It was Wednesday night (Jan 27) – the same day as Rihanna dropped her first single “Work”. Rumors swirled that she was slated to drop the album at the stroke of midnight, but after years of anxious waiting and speculation ANTI finally appeared on TIDAL …. early. At first, it was only for a few minutes before it was quickly taken down. But it was too late. The entire Internet took notice and promptly lost its collective mind.
A few hours later, Rih released Anti for real and for free, tweeting out a code for a limited number of complimentary downloads. While some less educated fans thought it became free as a defensive move to own TIDAL’s mishap, others smelled a publicity stunt, wondering whether the entire thing was engineered to escalate Anti’s high levels of hype.
Either way, it worked: The album was downloaded 1.4 million times in 15 hours and is already certified platinum.
So what’s the real story behind the leak?
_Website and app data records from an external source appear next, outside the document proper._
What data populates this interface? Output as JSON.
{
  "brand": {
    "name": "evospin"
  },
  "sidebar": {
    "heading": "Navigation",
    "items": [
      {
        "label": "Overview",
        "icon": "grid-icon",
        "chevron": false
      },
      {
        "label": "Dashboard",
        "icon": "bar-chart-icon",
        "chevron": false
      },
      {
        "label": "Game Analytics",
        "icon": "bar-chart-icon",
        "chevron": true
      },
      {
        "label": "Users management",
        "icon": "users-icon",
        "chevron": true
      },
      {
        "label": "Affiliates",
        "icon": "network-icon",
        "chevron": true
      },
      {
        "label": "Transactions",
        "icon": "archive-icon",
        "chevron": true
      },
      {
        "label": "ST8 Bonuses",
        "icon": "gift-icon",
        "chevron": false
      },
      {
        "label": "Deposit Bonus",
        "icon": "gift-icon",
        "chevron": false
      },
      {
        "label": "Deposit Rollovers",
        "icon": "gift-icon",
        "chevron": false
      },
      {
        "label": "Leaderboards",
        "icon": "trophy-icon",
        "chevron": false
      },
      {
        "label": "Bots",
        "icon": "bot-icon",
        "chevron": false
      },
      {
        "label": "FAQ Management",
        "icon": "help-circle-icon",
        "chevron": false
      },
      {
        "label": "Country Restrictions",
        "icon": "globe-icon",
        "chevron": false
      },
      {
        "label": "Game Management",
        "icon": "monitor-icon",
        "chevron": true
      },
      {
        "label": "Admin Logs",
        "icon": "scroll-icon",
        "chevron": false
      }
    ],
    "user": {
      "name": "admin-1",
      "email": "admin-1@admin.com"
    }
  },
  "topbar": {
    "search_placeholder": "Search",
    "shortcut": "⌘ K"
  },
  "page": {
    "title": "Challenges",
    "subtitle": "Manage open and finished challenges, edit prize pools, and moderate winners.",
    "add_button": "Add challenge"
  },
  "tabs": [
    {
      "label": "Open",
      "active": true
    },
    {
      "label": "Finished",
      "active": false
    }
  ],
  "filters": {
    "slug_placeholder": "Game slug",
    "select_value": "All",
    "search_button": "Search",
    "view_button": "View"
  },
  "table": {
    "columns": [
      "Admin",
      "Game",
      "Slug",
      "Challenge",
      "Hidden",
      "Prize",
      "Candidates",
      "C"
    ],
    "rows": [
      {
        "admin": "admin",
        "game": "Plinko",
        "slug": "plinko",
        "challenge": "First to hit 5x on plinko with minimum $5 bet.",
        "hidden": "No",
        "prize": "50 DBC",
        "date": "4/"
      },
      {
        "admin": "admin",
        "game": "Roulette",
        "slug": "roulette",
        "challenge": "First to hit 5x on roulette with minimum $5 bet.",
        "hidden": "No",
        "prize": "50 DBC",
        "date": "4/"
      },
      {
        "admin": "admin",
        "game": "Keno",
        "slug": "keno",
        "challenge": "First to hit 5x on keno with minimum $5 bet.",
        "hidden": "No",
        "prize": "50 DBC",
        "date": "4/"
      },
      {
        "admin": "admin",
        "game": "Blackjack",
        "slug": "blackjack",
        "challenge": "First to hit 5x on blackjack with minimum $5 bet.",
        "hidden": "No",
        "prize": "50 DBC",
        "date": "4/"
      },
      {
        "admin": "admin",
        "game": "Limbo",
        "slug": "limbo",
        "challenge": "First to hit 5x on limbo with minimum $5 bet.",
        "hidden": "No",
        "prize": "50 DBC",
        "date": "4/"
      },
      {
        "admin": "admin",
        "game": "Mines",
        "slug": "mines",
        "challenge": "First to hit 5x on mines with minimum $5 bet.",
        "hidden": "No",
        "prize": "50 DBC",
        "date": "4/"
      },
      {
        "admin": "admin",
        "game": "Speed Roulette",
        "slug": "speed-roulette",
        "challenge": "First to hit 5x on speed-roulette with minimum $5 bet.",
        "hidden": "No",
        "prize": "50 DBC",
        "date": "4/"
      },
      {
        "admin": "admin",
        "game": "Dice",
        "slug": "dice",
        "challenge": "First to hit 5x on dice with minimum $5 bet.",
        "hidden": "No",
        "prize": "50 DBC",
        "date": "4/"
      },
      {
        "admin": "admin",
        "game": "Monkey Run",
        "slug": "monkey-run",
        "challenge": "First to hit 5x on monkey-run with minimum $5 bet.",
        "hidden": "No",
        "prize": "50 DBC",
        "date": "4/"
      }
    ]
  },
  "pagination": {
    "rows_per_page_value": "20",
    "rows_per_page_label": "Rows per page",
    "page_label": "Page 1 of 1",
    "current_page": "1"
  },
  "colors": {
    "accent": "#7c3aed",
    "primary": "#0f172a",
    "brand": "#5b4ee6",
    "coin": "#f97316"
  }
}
In published reports, a representative for the company admitted, “Look, we know what happened here, in the sense that unfortunately we still rely on systems, and there was a system error.” “But,” she added, “I don’t think it hurt it at all.”
It’s true: All in all, the only entity whose #brand has been harmed by the whole thing is Tidal, a service that everybody’s already sort of suspicious of. To add insult to injury, according to Spin, Billboard and Nielsen are not counting Anti’s free downloads toward their totals. “There were conversations [with Billboard] early on when this promotion and partnership started, but ultimately it became about giving music directly to the fans,” explained the rep. “While everyone would’ve loved to have it count, the thing that we’re focused on here is that it’s number one.”